Best of all, "along the way" is often exactly how and when they are quoted, Fisher having grabbed a quick Q&A with many visiting performers in the years of writing the book. He is always careful to give the context – "says Phil Nichol, on his way to The Stand for his latest solo show" – which gives the book real pace, as well as accurately reflecting the way things are in Edinburgh in August. I suppose he could have made some of that up, of course, but it matters little either way, and I suspect not.

Not only is it highly readable, but The Edinburgh Fringe Survival Guide is also thoroughly reliable as far as I can see. I've always been a sucker for manuals, and I wish I'd kept the well-thumbed Every Boy's Handbooks – little volumes with Lists and How To's – from my childhood, now that their predecessors are being reprinted in kitsch retro-editions.
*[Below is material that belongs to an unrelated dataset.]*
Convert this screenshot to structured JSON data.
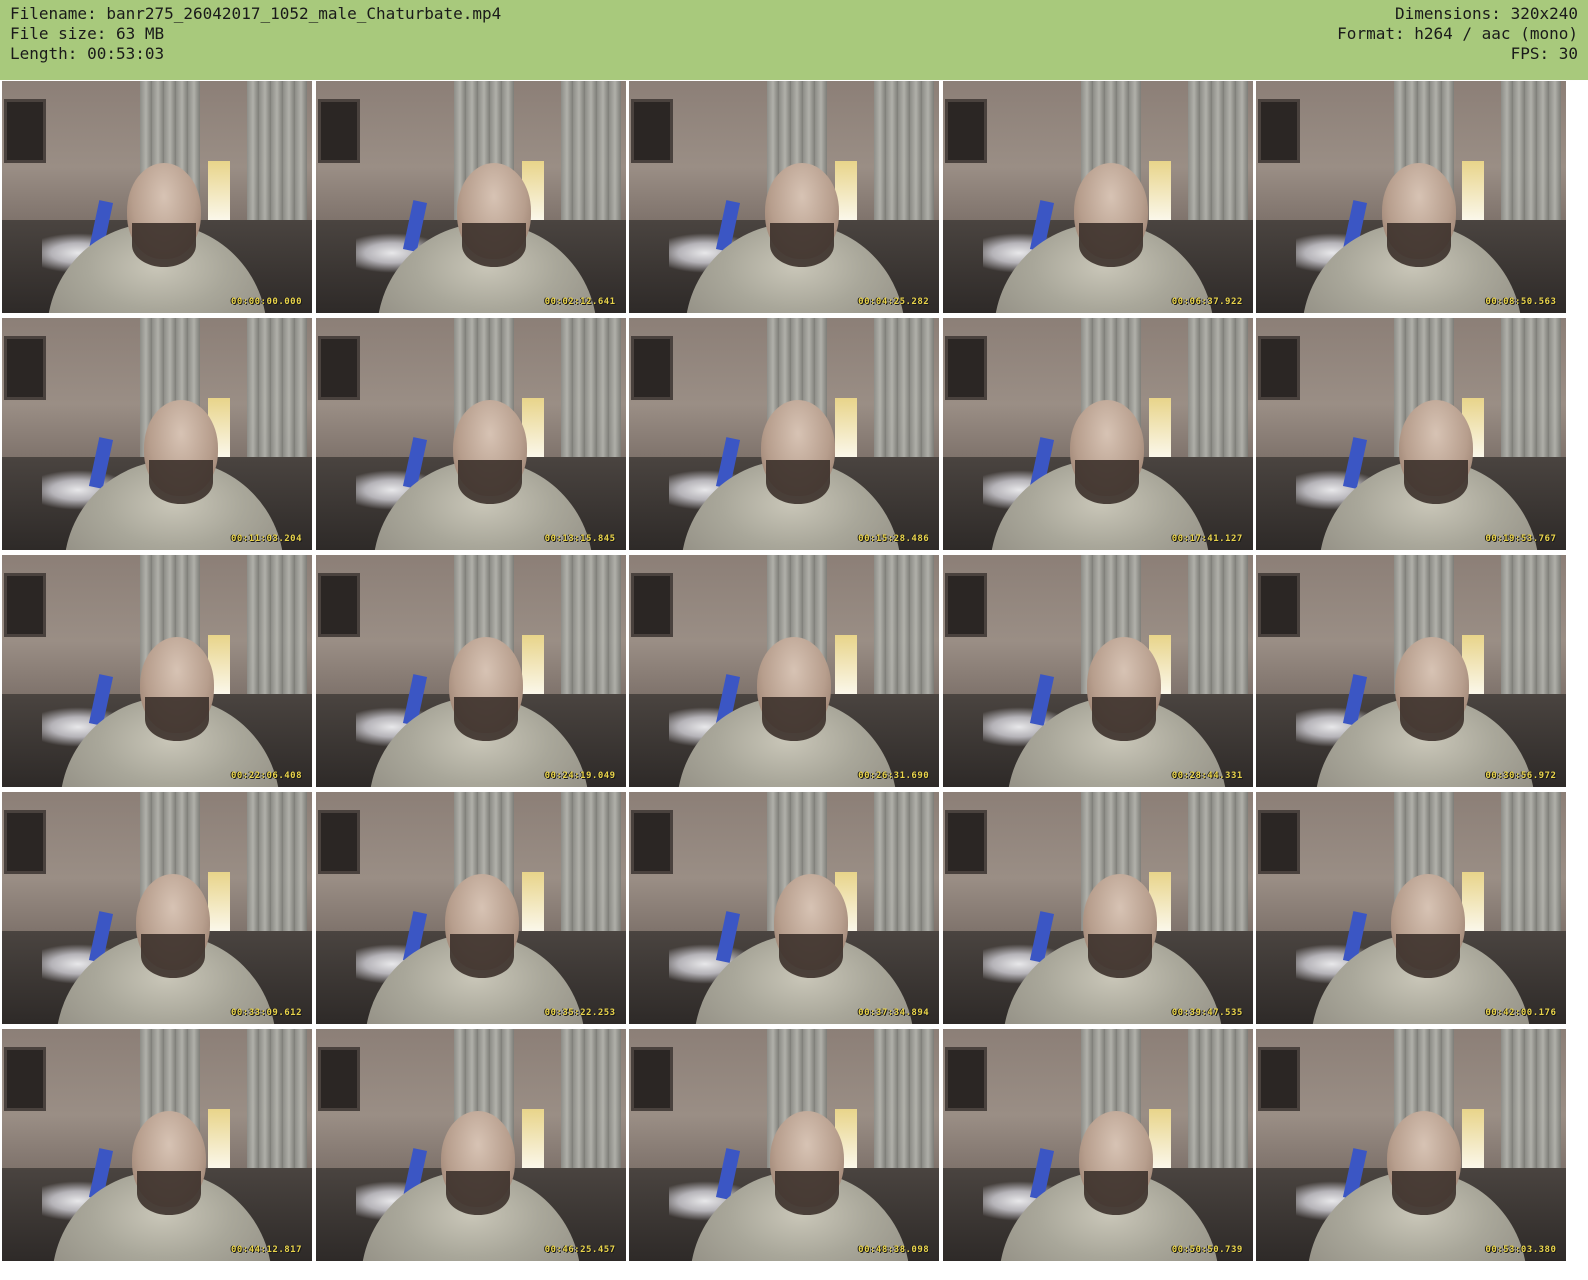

My shelves still carry workshop manuals for sundry decrepit motor cars that I mercy-killed, and I may well have a folder full of multi-lingual instructions for long deceased hi-fi gear somewhere. So I can tell when a book covers all the bases, and Fisher has his team well-drilled.

There is not an administrator worth knowing unnamed, and a good number of us hacks are listed in the index as well. From the facilities offered by the Fringe Society, to the finding of accommodation, to the choosing of a venue and the publicising of the show – it is all here, with a range of options and opinions from folk who know whereof they speak. Best of all, the one message that comes through loud and clear is that there is no point in putting yourself through all the Fringe madness unless you know why you are doing it – and don't even think about arriving as a performer unless you have seen it as a visitor. But after that, and with Fisher's guidebook in hand, you may even believe that you can fly.